Why does any of this matter? People have lived for hundreds of years without this “new,” very old practice, so why do we need it now? Actually, we need it now more than ever in history. We have filled our lives with so many distractions, our brains are now very out of shape for focusing, reflecting, deep thought, and connecting with others. Our mental, emotional and health statistics all point to calamity. We’re (sort of) 'walking heart attacks' waiting to happen. We find less meaning and joy in life than any period of time prior to now.
We’re not happy, we’re not healthy, and we’re completely numbing ourselves with devices, entertainment, narcotics, alcohol and shopping to feel better. We know we feel bad and we want it to stop. But we’re addicted to instant gratification, so sitting quietly and waiting for something to change does not sound like the answer.
It is. Mindfulness shifts us from reacting to responding. It changes our outlook on life. Upset about the political situation?
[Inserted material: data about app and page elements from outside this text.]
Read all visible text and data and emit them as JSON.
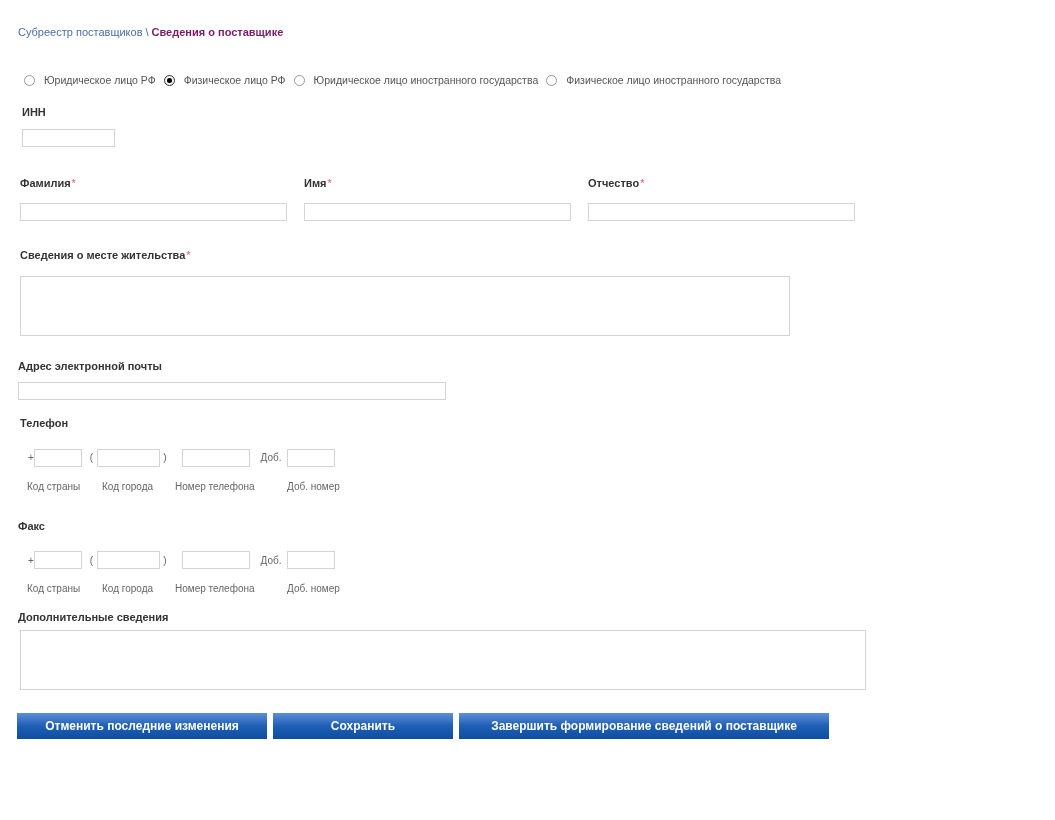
{
  "breadcrumb": {
    "parent": "Субреестр поставщиков",
    "separator": "\\",
    "current": "Сведения о поставщике"
  },
  "entity_types": [
    {
      "label": "Юридическое лицо РФ",
      "selected": false
    },
    {
      "label": "Физическое лицо РФ",
      "selected": true
    },
    {
      "label": "Юридическое лицо иностранного государства",
      "selected": false
    },
    {
      "label": "Физическое лицо иностранного государства",
      "selected": false
    }
  ],
  "inn": {
    "label": "ИНН"
  },
  "name_fields": [
    {
      "label": "Фамилия",
      "required_mark": "*"
    },
    {
      "label": "Имя",
      "required_mark": "*"
    },
    {
      "label": "Отчество",
      "required_mark": "*"
    }
  ],
  "residence": {
    "label": "Сведения о месте жительства",
    "required_mark": "*"
  },
  "email": {
    "label": "Адрес электронной почты"
  },
  "phones": [
    {
      "label": "Телефон",
      "plus": "+",
      "open": "(",
      "close": ")",
      "ext": "Доб.",
      "captions": [
        "Код страны",
        "Код города",
        "Номер телефона",
        "Доб. номер"
      ]
    },
    {
      "label": "Факс",
      "plus": "+",
      "open": "(",
      "close": ")",
      "ext": "Доб.",
      "captions": [
        "Код страны",
        "Код города",
        "Номер телефона",
        "Доб. номер"
      ]
    }
  ],
  "extra": {
    "label": "Дополнительные сведения"
  },
  "buttons": [
    "Отменить последние изменения",
    "Сохранить",
    "Завершить формирование сведений о поставщике"
  ]
}
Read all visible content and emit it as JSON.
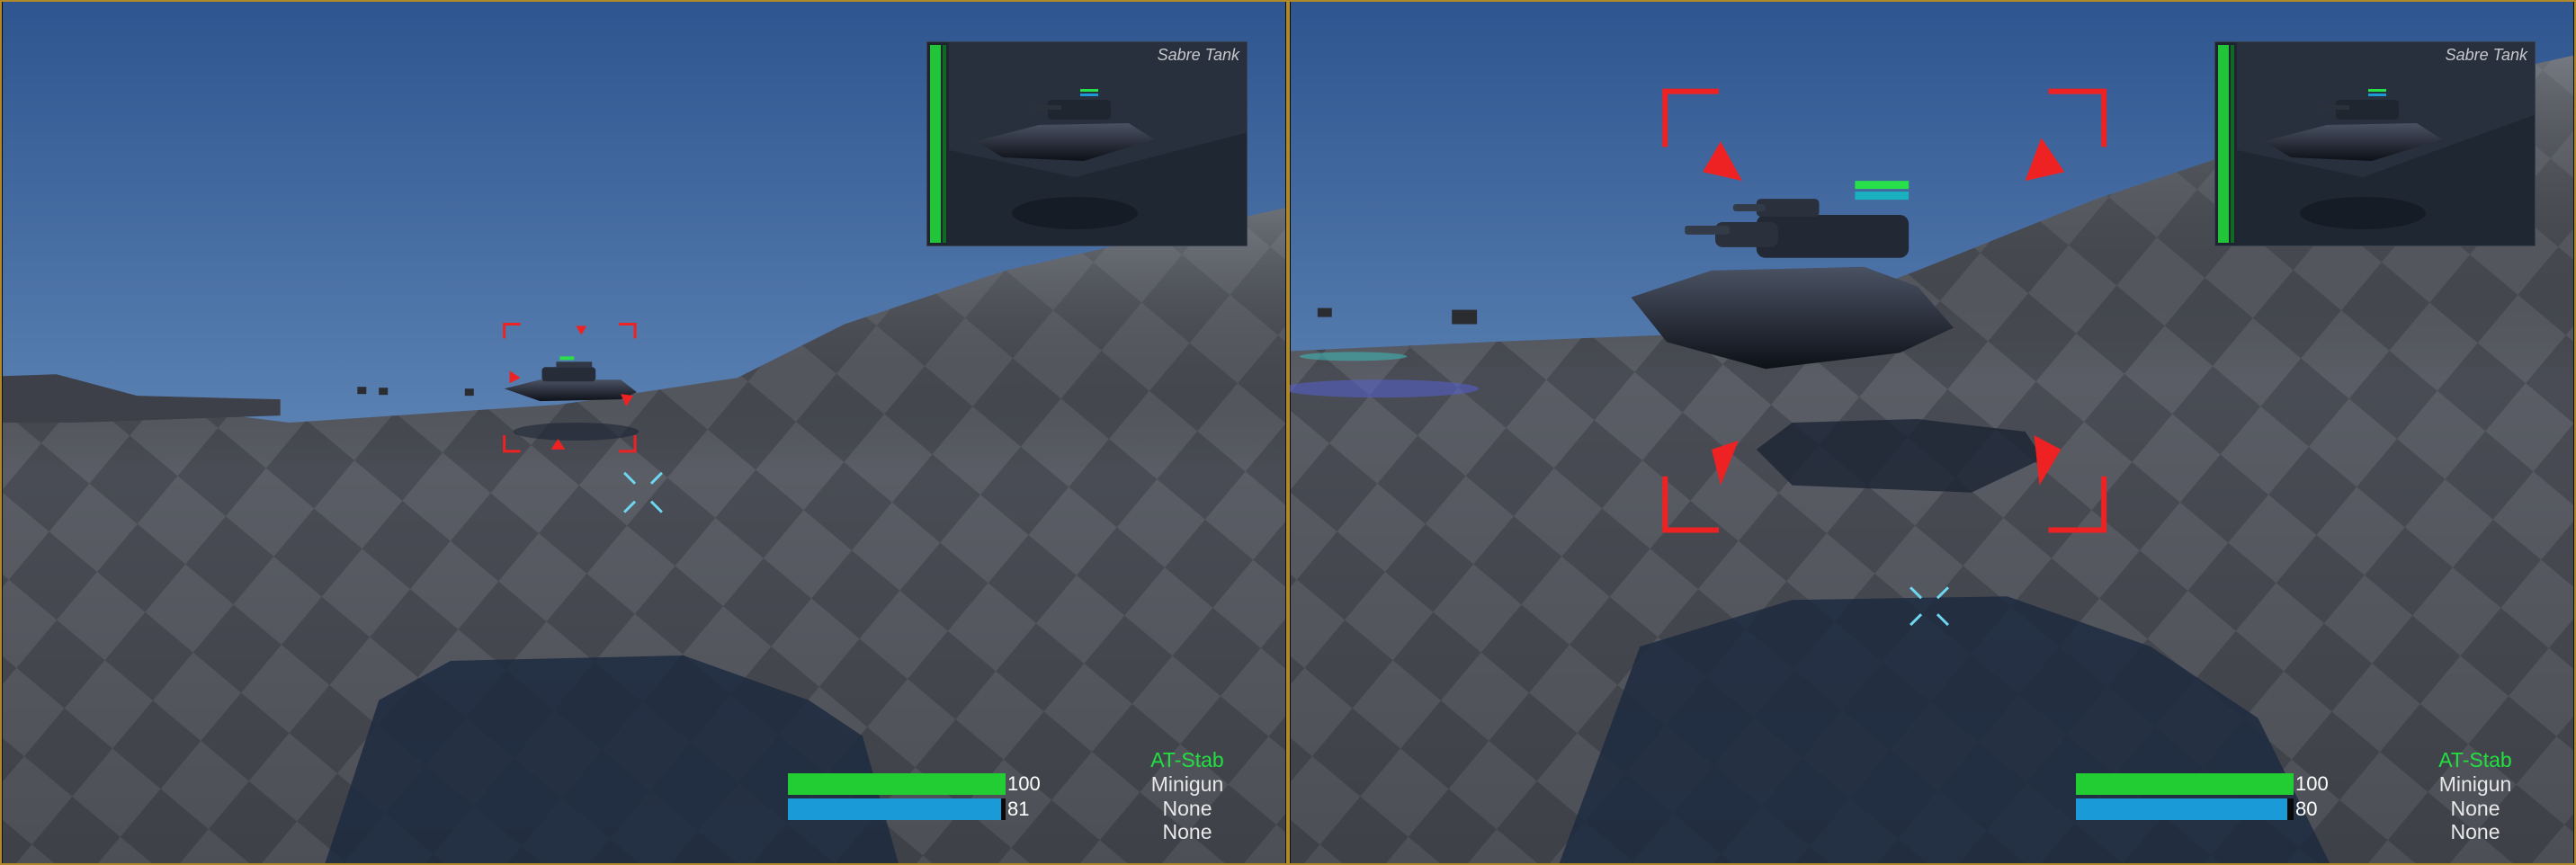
{
  "players": [
    {
      "target_name": "Sabre Tank",
      "health": 100,
      "energy": 81,
      "weapons": [
        {
          "label": "AT-Stab",
          "active": true
        },
        {
          "label": "Minigun",
          "active": false
        },
        {
          "label": "None",
          "active": false
        },
        {
          "label": "None",
          "active": false
        }
      ]
    },
    {
      "target_name": "Sabre Tank",
      "health": 100,
      "energy": 80,
      "weapons": [
        {
          "label": "AT-Stab",
          "active": true
        },
        {
          "label": "Minigun",
          "active": false
        },
        {
          "label": "None",
          "active": false
        },
        {
          "label": "None",
          "active": false
        }
      ]
    }
  ],
  "colors": {
    "health": "#22cc33",
    "energy": "#1a9ad6",
    "active_weapon": "#22e040",
    "lock_on": "#ee2222",
    "crosshair": "#6ed7f0",
    "viewport_border": "#b08a2a"
  }
}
Being mindful means you can see that it’s not permanent and that even if you think it’s awful, it’s serving a purpose. Alarmed about the condition of the planet? Mindfulness not only allows you to see a broader perspective, it allows your mind to be more creative and collaborative to help solve the world’s problems, not add to them. Terrified of what technology may mean for the future? Mindfulness helps you clearly see that technology is a tool and it is only how it is used that may be detrimental. It can also be a huge aid in solving many of our problems. Upset with your coworker? Mindfulness helps you maintain compassion for even those you disagree with.
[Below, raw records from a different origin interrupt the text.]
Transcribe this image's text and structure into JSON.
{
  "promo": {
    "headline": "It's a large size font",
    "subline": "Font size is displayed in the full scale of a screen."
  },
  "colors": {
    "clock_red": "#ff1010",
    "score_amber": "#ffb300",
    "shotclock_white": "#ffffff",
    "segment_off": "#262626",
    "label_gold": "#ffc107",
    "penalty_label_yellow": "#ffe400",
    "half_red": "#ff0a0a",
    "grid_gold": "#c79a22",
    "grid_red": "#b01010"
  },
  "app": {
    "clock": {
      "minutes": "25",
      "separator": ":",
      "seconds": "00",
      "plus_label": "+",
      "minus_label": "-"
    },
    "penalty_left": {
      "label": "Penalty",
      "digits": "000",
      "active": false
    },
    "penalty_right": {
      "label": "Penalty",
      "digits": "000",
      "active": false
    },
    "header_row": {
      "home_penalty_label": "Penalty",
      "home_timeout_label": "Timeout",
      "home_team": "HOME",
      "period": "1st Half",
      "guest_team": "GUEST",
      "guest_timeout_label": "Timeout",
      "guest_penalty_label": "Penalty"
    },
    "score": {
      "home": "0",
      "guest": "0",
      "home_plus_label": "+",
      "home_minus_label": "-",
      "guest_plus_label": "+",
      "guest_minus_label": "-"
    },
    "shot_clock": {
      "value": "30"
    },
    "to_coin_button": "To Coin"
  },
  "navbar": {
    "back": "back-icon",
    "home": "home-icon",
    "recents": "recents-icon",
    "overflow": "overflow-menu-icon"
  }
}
I know it seems counterintuitive to say meditation, sitting still and what seems to be doing nothing for a while, increases productivity, but it does. There have been thousands of studies on meditation and mindfulness and it turns out, slowing down and focusing actually saves us time and increases our output.
The final Holy Grail is happiness and joy. People who are mindful feel a greater sense of happiness, and perhaps more importantly, a greater sense of joy. They are not rocked by the day-to-day craziness that surrounds them. They aren’t immune to it, they still experience stress and frustration, but it is more of a passing feeling than a permanent trait. That leads to improved physical health, as the more mindful you become, the lower your stress levels. The more connected you become with your own mind and body. The more relaxed you feel, even in the midst of chaos.
So seriously, it’s not going to hurt you to sit still for a few minutes. You don’t have to start with an hour or two. Start with three minutes. Keep expanding until you’re up to at least 20 minutes, which is where many of the health benefits kick in. If you can go longer, by all means do, as the longer you meditate, the better. Do it however long you plan every day. It has cumulative effects. When you fall off the horse and miss a day, get back on the horse the next. Once you’ve mastered even 10 minutes a day, start exploring other forms, such as yoga.
Mindfulness can help set the world straight again and meditation is how you get there. But like that old commercial said, first you’ve got to just do it.
For a beginner's guided meditation, listen to our podcast here. The last few minutes of the episode will introduce you to a wonderful mediation.
Have a mindful week,